Using the string "screenshot" as the key, pull each matching line out of the records below.
Records supplied section start
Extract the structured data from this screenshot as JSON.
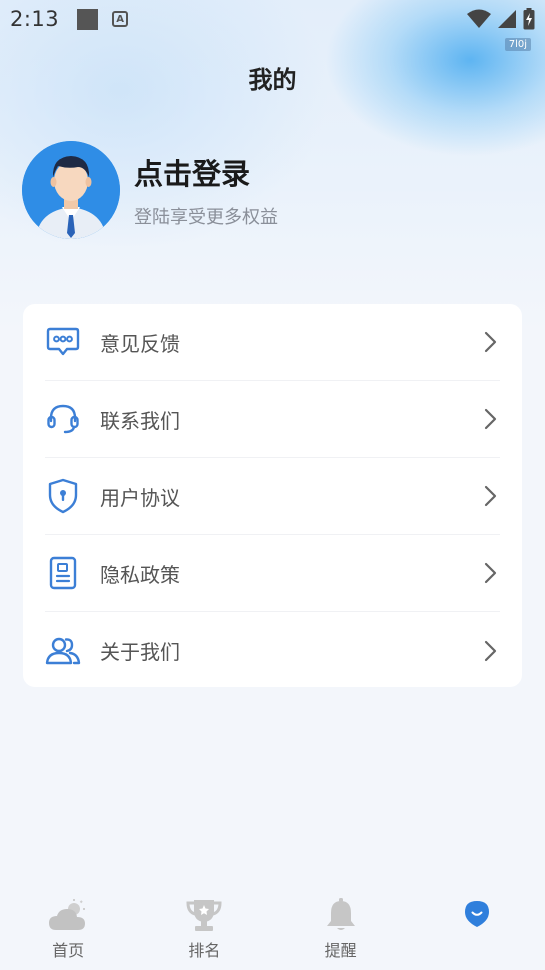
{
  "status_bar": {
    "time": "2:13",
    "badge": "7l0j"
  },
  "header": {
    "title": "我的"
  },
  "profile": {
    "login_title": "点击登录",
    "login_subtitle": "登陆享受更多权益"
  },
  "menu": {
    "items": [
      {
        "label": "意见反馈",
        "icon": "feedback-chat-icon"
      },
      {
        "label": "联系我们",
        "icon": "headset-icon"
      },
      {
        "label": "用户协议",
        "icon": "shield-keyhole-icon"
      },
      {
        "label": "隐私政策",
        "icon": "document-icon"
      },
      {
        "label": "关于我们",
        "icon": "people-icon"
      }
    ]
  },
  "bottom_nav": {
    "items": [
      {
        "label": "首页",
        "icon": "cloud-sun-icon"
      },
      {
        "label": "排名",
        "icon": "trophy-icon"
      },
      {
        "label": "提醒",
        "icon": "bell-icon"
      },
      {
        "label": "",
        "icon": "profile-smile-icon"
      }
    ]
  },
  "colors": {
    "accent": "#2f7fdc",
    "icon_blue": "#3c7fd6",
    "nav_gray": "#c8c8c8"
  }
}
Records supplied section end
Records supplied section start
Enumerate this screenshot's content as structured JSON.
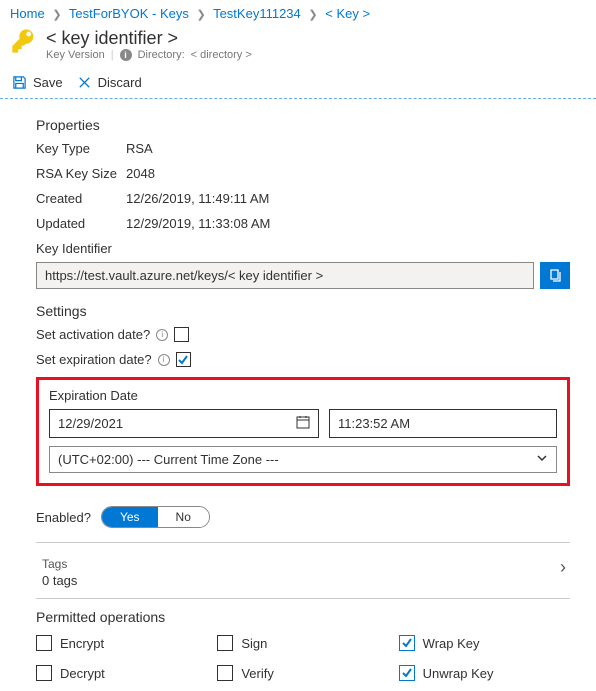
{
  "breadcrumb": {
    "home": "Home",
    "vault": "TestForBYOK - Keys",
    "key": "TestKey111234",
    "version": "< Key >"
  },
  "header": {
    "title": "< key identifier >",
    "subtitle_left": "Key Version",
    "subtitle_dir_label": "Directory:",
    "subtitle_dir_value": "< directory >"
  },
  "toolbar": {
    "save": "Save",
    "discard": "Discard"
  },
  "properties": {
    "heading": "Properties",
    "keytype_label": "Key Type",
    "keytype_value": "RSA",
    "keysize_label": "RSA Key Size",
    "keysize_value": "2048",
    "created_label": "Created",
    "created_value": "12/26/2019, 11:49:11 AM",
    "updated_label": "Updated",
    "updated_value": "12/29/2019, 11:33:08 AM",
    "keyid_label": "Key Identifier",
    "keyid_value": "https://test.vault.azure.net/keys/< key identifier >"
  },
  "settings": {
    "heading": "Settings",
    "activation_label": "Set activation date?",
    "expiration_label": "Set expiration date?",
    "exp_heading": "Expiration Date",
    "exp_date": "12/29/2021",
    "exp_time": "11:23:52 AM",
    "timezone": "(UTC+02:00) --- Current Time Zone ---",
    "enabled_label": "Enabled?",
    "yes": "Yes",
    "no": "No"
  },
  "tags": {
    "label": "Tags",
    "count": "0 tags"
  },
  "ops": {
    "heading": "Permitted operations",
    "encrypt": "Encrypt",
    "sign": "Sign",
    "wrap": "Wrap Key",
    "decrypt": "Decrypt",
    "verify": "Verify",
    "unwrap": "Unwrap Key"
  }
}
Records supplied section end
Exercise output –
Extract the structured data from this screenshot as JSON.
Enumerate this screenshot's content as structured JSON.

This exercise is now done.